Let’s begin by defining a system. Donella Meadows offers a solid definition in her book Thinking in Systems: “A set of elements or parts that is coherently organized and interconnected in a pattern or structure that produces a characteristic set of behaviors, often characterized as its “function” or “purpose.”1
A system, then, is a set of interrelated elements which yield systemic behaviors.

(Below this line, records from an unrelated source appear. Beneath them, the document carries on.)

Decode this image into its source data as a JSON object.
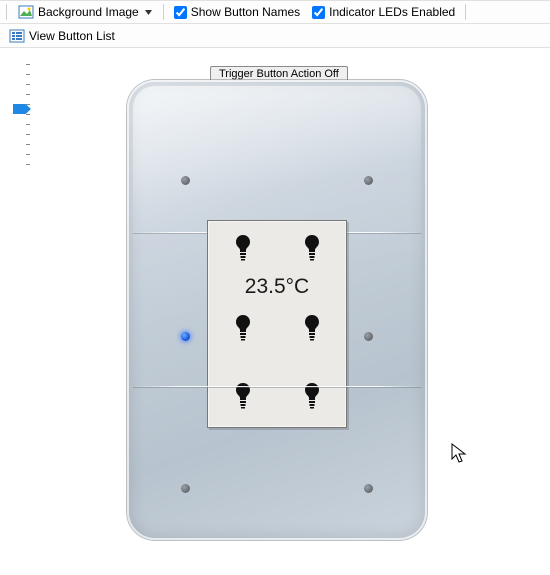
{
  "toolbar": {
    "background_image_label": "Background Image",
    "show_button_names_label": "Show Button Names",
    "show_button_names_checked": true,
    "indicator_leds_label": "Indicator LEDs Enabled",
    "indicator_leds_checked": true,
    "view_button_list_label": "View Button List"
  },
  "trigger_button_label": "Trigger Button Action Off",
  "device": {
    "temperature_display": "23.5°C",
    "leds": [
      {
        "id": "led-1",
        "on": false
      },
      {
        "id": "led-2",
        "on": false
      },
      {
        "id": "led-3",
        "on": true
      },
      {
        "id": "led-4",
        "on": false
      },
      {
        "id": "led-5",
        "on": false
      },
      {
        "id": "led-6",
        "on": false
      }
    ],
    "screen_icons": [
      "bulb",
      "bulb",
      "bulb",
      "bulb",
      "bulb",
      "bulb"
    ]
  },
  "slider": {
    "min": 0,
    "max": 10,
    "value": 4
  },
  "colors": {
    "led_on": "#1f5fe0",
    "led_off": "#6b7076",
    "panel": "#c8d2dc"
  }
}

As a result, when analyzing a system of interest you must, at a minimum, identify
- the elements within the system of interest,
- the relationships and interfaces between and among these elements,
- the systems upstream from the system of interest,
- the systems downstream from the system of interest, and
- the relationships and interfaces between and among these systems.
Within the systems engineering community, it is common to describe the system of interest using views and viewpoints, as defined by ISO 42010. Short of that, red teamers should at least sketch the system of interest and its internal and external interfaces informally using whatever method they choose.2
Focusing solely on the system of interest as a whole without analyzing its internal systemic behavior and ignoring its upstream and downstream relationships will cause the red teamer to oversimplify the system of interest. Unless the red teamer can trust the adversary to do the same, this creates a fundamental mismatch between the red team (RED) and the real-world adversary (RWA). The RWA in this case will run circles around RED and, by extension, RED’s customer, BLUE. It is our experience that most RWAs naturally tend to think in terms of systems, so oversimplify at your own risk.
In practice, this dynamic can generate conceptual tension between the customer’s desired scope and the RWA’s field of view. The miserly customer will tend to resist the red team’s efforts to include upstream and downstream interfaces within the scope of the effort. After all, this involves more work and typically raises the cost of the engagement. In these cases, the red team engagement manager should educate the customer in the basics of systems thinking and underscore the risks that attend this limiting distortion. If the customer still resists, the red team should document both this distortion and its resulting implications for the subsequent analysis.